§ **Task brief**
In the entries that follow, find every line containing "уведомлений" and copy it.

======== Source material ========

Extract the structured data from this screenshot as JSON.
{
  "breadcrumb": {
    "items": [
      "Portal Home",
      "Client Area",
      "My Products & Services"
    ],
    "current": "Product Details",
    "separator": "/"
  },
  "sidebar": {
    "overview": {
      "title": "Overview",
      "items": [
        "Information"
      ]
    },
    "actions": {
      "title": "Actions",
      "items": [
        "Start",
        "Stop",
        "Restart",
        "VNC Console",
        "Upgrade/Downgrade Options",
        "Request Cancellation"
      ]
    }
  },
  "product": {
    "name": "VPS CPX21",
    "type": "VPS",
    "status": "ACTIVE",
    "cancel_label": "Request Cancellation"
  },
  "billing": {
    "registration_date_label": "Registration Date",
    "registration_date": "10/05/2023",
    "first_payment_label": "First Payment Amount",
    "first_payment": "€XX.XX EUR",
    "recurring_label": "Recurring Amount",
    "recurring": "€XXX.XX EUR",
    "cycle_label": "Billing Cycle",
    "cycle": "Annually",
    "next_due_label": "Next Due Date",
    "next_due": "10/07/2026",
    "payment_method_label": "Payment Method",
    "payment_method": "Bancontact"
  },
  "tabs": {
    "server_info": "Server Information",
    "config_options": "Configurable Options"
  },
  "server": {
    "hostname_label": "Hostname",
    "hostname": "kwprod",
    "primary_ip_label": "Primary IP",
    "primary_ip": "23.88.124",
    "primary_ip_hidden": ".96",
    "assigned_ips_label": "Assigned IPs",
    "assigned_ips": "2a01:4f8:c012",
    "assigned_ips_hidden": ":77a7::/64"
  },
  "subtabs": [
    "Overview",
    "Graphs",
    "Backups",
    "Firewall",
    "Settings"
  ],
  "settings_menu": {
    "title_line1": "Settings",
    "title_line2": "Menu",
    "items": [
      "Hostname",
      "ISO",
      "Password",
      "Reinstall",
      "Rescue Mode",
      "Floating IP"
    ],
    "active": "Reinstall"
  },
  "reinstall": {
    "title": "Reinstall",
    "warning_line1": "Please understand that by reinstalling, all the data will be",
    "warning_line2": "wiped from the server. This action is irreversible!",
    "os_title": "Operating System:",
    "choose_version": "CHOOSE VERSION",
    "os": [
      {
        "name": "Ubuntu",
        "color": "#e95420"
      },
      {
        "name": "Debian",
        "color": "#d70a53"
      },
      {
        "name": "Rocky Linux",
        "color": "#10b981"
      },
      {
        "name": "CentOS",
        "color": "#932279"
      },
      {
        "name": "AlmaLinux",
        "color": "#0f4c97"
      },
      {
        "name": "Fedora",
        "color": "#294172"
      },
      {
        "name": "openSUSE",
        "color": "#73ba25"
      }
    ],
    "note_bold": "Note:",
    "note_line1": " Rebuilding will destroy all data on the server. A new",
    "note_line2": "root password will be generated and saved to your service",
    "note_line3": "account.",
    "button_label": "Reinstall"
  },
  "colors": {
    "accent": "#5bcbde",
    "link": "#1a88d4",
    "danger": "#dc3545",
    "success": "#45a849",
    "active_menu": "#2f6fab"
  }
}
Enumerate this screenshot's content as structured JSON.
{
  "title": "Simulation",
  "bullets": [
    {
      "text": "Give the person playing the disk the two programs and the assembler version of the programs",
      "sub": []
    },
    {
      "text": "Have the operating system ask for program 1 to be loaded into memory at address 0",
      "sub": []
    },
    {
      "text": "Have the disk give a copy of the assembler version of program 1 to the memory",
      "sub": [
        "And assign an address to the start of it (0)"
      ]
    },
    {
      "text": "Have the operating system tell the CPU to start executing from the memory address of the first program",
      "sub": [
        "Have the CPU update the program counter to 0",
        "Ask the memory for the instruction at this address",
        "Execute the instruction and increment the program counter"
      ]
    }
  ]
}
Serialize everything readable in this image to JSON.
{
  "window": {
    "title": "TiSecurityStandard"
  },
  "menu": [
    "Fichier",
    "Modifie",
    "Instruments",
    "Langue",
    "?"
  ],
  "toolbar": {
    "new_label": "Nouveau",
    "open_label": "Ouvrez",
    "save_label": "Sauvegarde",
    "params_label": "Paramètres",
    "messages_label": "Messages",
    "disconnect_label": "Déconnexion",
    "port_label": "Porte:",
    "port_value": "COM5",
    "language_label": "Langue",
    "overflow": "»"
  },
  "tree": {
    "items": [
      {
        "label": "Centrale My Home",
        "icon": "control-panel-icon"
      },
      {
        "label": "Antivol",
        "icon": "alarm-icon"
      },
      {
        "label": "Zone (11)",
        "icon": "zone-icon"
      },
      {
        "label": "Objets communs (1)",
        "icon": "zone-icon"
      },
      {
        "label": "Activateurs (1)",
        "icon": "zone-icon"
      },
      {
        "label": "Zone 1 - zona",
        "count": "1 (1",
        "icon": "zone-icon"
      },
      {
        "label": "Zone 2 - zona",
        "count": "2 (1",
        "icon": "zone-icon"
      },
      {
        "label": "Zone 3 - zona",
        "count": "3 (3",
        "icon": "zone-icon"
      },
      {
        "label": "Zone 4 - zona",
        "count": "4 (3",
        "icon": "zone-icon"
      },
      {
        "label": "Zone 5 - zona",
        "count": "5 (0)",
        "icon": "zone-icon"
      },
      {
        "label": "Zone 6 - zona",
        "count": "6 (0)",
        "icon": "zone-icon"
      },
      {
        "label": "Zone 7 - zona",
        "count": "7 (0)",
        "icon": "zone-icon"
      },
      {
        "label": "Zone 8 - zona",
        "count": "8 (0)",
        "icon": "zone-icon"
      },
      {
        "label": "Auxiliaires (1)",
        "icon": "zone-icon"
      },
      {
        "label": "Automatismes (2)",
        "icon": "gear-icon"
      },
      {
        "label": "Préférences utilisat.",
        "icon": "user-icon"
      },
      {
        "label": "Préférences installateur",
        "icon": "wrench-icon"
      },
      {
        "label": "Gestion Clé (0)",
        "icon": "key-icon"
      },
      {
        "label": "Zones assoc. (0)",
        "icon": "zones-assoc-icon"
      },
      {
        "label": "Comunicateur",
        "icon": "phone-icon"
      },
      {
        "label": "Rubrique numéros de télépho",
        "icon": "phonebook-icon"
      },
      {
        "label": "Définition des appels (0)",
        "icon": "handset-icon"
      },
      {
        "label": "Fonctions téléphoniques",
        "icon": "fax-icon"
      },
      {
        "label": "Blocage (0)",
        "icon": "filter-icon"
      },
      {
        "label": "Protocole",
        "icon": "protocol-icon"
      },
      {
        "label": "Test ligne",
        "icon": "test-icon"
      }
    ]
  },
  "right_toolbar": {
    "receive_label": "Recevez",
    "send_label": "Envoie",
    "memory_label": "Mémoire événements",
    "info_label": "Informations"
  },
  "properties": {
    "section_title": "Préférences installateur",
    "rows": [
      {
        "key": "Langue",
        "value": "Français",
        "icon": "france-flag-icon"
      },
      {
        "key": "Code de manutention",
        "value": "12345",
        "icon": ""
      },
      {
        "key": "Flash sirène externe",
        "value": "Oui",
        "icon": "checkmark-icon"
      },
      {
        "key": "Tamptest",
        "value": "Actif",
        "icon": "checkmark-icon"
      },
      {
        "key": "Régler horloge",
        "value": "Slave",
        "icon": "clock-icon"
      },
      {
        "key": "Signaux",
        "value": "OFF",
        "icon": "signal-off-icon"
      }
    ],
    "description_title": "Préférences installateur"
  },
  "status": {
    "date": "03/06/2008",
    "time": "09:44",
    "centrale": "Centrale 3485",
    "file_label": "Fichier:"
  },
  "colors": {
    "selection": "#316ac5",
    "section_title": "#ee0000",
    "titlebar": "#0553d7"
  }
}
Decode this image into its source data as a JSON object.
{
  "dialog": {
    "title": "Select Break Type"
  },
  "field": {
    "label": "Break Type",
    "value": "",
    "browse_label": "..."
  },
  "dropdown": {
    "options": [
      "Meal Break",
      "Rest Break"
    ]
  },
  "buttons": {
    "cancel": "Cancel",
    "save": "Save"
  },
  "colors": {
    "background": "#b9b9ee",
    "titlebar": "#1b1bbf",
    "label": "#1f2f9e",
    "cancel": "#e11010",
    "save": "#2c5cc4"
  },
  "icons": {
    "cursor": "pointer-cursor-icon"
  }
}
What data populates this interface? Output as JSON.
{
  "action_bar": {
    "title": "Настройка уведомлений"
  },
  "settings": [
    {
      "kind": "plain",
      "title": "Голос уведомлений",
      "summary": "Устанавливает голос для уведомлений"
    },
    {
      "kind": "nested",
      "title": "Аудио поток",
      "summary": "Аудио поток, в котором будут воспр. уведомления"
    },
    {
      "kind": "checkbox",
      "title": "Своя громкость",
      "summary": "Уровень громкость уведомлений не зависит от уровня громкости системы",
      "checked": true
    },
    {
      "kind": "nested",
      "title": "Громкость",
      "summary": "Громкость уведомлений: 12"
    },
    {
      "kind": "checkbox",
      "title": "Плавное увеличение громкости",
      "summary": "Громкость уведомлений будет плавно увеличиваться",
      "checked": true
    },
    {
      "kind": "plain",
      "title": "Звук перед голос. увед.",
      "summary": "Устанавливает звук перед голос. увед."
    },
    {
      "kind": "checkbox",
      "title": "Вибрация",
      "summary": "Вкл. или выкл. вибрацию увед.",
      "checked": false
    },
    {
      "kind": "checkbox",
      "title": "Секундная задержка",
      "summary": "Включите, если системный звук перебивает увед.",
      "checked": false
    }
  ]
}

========

§ **Solution for this exercise**
    "title": "Настройка уведомлений"
      "title": "Голос уведомлений",
      "summary": "Устанавливает голос для уведомлений"
      "summary": "Уровень громкость уведомлений не зависит от уровня громкости системы",
      "summary": "Громкость уведомлений: 12"
      "summary": "Громкость уведомлений будет плавно увеличиваться",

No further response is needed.